Lucrative government subsidies persuade oil and gas companies to drill in pristine areas they would otherwise leave alone, like the St. George Basin, off the west coast of Alaska in the Bering Sea. The region, a gateway for virtually every marine mammal, bird and fish species migrating through to the North Pacific, was estimated to have only a 28 percent chance of harboring commercially-viable offshore oil. Yet oil companies were willing to pay almost $500 million for exploration there, a dubious business proposition that makes sense only in light of the generous tax advantages.

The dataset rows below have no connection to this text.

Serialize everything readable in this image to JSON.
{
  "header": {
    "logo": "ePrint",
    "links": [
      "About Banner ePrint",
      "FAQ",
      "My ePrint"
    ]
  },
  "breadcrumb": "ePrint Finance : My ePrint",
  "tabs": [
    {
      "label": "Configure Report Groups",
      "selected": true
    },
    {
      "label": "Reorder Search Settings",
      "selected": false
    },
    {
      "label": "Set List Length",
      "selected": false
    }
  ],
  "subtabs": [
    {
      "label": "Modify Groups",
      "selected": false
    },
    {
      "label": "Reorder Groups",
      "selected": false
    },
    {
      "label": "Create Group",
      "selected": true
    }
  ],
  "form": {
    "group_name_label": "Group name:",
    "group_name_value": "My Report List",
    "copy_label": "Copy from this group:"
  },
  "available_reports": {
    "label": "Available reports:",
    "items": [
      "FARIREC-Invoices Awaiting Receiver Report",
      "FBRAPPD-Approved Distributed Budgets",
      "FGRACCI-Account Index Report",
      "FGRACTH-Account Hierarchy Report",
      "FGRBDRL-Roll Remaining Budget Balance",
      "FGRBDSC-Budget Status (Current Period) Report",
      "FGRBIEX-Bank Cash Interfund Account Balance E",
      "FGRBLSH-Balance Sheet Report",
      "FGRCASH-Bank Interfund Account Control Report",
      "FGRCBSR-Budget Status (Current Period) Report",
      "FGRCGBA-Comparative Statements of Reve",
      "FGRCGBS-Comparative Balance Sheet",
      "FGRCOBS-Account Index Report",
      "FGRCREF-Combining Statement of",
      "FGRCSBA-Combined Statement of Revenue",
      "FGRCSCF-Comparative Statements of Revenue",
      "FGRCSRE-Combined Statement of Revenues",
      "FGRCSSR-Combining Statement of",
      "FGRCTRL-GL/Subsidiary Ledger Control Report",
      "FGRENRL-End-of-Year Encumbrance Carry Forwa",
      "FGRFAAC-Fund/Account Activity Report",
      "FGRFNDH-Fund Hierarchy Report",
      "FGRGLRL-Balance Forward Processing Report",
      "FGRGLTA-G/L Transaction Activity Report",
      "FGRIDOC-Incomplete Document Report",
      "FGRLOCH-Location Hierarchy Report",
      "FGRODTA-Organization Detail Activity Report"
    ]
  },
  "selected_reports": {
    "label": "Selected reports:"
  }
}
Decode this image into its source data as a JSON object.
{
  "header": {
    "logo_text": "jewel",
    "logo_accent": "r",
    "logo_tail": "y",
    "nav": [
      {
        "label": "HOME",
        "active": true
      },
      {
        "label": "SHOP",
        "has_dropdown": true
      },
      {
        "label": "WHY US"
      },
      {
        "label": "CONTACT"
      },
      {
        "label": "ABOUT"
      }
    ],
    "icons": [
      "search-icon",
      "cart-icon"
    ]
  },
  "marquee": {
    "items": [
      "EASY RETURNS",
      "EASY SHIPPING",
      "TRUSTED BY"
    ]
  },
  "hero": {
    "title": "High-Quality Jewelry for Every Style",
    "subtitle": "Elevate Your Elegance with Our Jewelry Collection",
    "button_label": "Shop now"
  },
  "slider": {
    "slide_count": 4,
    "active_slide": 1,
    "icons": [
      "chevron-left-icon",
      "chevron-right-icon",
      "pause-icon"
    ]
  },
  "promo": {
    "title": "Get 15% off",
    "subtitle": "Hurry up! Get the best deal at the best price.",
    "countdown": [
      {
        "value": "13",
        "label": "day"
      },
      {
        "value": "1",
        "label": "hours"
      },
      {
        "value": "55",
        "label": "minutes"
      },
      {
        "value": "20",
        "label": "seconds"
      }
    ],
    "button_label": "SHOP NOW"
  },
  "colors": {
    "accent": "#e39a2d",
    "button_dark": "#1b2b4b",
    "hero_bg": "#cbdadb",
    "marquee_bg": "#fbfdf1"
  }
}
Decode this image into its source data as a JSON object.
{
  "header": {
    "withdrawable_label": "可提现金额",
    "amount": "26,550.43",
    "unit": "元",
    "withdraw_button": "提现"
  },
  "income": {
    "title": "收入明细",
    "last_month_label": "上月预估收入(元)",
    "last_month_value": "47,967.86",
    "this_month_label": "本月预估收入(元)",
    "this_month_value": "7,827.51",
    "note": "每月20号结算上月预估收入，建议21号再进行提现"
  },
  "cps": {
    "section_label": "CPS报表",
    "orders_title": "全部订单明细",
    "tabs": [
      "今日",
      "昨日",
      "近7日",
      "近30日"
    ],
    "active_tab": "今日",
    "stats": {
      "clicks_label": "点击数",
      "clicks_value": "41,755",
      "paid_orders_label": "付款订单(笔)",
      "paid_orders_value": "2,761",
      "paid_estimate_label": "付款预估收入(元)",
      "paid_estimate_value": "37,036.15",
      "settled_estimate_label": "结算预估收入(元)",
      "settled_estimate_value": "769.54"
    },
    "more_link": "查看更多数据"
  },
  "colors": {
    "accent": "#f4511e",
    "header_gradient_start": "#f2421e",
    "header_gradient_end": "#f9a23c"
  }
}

In the USA, mining companies can deduct exploration costs in the year they were incurred, rather than spreading them over the lifetime of the property (the usual practice for business investments). The practice encourages exploration activity that would otherwise be dismissed as not economically viable. In recent years, mining companies have claimed more than $100 million annually in such deductions. Another tax break for mining companies allows them to automatically deduct a certain percentage from their gross income to reflect their mines' dwindling value over time. This fixed depreciation, known as the percentage depletion allowance, results in a five to 22 percent reduction in annual taxable value (depending on the substance mined). The highest deductions are actually given to the most dangerous, toxic substances, including uranium, lead, mercury and asbestos, creating absurd contradictions in governmental environmental policy. Mining companies often recoup more money through this tax loophole than they actually invest in the mine. Government estimates show that taxpayers have, in effect, paid $1.5 billion in subsidies for mining operations through this deduction.